Assignment
Count the lines below containing "debug". Number only.

Data for analysis
☆ ☆ ☆
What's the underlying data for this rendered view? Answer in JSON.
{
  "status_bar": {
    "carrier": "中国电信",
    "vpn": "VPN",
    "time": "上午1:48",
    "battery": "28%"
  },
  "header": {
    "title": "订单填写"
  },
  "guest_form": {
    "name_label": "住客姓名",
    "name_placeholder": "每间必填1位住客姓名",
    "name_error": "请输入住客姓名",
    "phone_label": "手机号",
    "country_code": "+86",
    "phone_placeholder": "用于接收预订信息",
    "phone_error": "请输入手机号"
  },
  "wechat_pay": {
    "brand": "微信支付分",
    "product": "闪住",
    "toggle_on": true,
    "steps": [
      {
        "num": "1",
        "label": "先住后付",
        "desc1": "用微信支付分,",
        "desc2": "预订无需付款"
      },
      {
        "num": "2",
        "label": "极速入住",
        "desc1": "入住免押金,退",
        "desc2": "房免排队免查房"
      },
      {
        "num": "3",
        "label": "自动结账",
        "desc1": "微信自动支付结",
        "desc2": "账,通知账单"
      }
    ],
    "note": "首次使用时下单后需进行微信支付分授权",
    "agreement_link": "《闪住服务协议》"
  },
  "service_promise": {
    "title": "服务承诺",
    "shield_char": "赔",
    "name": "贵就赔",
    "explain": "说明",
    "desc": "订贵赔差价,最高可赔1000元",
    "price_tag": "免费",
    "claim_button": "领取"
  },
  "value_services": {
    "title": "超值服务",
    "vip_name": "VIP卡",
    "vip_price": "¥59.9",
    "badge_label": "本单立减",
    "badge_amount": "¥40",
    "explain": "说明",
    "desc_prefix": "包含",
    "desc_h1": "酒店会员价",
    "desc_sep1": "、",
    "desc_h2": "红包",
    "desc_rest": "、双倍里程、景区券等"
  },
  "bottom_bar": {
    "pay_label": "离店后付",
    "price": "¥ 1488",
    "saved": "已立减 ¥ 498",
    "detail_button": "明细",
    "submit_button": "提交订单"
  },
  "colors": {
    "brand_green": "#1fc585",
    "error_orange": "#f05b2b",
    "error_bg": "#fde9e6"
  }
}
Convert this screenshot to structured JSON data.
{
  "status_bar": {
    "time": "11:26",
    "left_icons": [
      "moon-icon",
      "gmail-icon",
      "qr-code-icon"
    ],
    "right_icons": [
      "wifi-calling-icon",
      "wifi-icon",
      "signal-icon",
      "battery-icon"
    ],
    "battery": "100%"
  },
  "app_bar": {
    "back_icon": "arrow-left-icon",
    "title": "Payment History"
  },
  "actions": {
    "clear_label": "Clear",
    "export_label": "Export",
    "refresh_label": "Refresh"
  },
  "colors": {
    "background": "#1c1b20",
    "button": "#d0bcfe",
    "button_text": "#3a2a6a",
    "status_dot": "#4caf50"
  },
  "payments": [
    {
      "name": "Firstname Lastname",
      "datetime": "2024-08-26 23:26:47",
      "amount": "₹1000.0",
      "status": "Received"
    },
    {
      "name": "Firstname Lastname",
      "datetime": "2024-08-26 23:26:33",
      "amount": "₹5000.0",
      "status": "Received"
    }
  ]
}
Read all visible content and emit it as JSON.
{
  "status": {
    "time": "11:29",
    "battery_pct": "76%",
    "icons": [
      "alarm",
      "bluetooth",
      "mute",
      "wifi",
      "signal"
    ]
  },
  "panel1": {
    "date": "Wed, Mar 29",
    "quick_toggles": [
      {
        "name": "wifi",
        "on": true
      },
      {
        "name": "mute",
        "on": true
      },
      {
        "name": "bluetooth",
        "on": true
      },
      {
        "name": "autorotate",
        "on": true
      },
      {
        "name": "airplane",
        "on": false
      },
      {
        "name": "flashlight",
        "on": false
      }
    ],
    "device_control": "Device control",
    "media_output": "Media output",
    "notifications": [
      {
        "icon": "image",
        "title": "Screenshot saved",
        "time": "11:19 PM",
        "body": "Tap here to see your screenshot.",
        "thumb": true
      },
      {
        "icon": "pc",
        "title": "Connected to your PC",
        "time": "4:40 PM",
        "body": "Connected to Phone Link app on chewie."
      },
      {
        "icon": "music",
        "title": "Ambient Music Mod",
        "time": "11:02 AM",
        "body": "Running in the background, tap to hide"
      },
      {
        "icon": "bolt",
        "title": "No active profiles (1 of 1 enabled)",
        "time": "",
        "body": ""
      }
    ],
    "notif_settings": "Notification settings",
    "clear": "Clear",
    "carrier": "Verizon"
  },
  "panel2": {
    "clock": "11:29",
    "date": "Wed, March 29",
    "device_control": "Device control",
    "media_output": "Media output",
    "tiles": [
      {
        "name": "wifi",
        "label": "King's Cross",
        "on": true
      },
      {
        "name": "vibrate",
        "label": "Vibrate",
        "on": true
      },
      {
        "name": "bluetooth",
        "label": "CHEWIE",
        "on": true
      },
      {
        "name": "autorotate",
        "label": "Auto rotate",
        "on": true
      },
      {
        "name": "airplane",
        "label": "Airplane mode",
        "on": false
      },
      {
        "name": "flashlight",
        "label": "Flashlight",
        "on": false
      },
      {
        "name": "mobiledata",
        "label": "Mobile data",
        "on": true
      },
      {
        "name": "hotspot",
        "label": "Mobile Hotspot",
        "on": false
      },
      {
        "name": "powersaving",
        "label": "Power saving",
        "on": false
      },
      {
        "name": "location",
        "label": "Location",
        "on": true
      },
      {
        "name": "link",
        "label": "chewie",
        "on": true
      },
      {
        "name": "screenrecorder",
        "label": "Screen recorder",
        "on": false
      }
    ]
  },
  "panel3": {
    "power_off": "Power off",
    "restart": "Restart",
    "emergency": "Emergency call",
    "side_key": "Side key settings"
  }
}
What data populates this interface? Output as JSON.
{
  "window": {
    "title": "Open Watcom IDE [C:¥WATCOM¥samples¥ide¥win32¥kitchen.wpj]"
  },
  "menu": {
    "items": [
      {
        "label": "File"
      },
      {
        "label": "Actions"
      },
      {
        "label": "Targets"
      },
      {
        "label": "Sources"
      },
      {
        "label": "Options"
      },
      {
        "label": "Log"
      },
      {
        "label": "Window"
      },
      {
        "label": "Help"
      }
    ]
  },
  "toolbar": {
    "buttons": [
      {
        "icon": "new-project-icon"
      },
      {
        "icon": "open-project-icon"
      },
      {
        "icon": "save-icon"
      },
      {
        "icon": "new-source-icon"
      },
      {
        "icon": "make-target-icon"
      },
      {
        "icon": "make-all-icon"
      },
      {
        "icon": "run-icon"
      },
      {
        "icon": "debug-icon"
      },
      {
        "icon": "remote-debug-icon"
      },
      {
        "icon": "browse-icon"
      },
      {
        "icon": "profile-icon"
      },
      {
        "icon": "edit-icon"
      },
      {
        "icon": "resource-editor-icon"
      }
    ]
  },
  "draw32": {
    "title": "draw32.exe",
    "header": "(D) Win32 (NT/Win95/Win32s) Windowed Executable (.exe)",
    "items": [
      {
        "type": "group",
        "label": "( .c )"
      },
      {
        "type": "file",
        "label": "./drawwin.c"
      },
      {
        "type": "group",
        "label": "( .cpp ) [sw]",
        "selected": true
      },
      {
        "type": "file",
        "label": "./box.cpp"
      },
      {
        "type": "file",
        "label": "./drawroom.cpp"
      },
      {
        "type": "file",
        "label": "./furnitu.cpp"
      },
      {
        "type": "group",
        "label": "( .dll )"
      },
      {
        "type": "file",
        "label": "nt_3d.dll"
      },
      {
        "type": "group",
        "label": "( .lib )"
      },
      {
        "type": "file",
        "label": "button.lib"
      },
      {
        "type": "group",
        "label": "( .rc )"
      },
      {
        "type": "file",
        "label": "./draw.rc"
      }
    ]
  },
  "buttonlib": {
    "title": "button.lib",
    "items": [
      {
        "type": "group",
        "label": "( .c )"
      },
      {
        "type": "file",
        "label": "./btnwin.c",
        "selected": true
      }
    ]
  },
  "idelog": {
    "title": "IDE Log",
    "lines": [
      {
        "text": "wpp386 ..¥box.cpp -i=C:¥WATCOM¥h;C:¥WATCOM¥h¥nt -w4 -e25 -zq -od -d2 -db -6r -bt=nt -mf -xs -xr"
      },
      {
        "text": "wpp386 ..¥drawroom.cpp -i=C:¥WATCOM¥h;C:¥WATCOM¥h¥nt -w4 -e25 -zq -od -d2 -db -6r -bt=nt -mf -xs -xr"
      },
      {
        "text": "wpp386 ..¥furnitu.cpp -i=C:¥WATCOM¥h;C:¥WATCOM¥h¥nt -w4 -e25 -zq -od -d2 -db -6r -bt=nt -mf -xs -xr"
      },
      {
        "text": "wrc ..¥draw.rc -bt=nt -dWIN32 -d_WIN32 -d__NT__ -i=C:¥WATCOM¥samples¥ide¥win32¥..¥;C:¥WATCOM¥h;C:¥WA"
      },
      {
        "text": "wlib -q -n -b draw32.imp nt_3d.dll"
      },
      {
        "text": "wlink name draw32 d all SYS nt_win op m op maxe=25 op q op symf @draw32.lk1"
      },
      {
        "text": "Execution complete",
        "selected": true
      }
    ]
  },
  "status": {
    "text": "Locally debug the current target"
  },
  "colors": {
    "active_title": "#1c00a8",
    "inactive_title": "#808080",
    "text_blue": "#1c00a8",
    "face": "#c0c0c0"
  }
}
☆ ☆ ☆
Solution to the exercise
3